Four Great Knots (Calidris tenuirostris) were kept for six years in a constant-temperature indoor aviary. For two of those six years, they were kept under photoperiodic conditions that mimicked natural changes in daylength for wild birds, followed by four years under a constant photoperiod (light:dark cycle 12:12 h). Under cyclical “natural” photoperiods, three of the four birds maintained cycles of body mass and contour and flight-feather molt somewhat comparable to that of free-living birds, though the multiple mass peaks characteristic of northward migration were replaced by a single period of high body mass; the mass peaks for southward migration appeared to be absent. Contour-feather molts between nonbreeding and breeding plumages were delayed, and the period of wing molt was longer than in free-living birds. Under constant photoperiods, clear circannual phenotype cycles were maintained. The length of the period with elevated body mass tripled but was partly compensated by a shortening of the duration of wing molt (which never coincided with high body masses). Nevertheless, total cycle lengths were >13 months. Perhaps most interestingly, under constant photoperiod, there was evidence that two components of what is normally considered an integrated phenotypic event, the prebasic molts of contour and wing feathers, were desynchronized. This suggests that the underlying organizational structure of traits is modular to some extent. Such modularity would increase the flexibility and versatility of the cyclic phenotype in evolutionary contexts.

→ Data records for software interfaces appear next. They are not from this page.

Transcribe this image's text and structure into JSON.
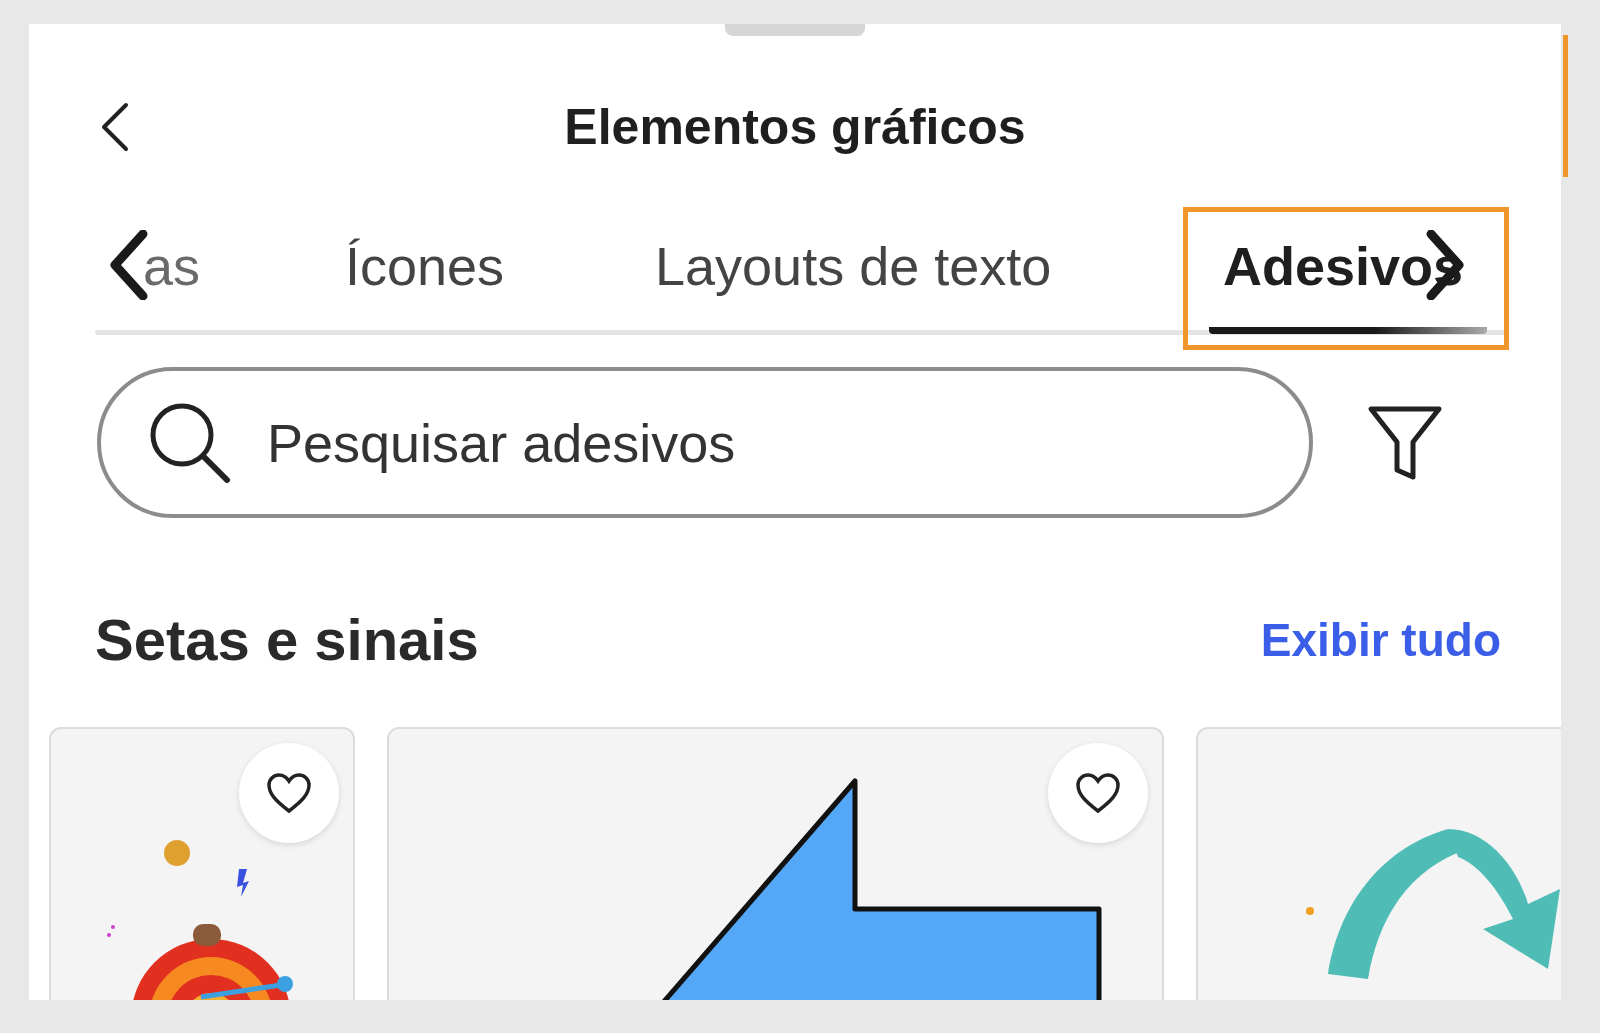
{
  "header": {
    "title": "Elementos gráficos"
  },
  "tabs": [
    {
      "label": "as",
      "selected": false
    },
    {
      "label": "Ícones",
      "selected": false
    },
    {
      "label": "Layouts de texto",
      "selected": false
    },
    {
      "label": "Adesivos",
      "selected": true
    }
  ],
  "search": {
    "placeholder": "Pesquisar adesivos"
  },
  "section": {
    "title": "Setas e sinais",
    "link": "Exibir tudo"
  },
  "stickers": [
    {
      "kind": "target",
      "favorite": false
    },
    {
      "kind": "arrow",
      "favorite": false
    },
    {
      "kind": "curve"
    }
  ]
}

Ritmo del Ciclo Anual Endógeno del Peso Corporal, Muda y Plumaje en Calidris tenuirostris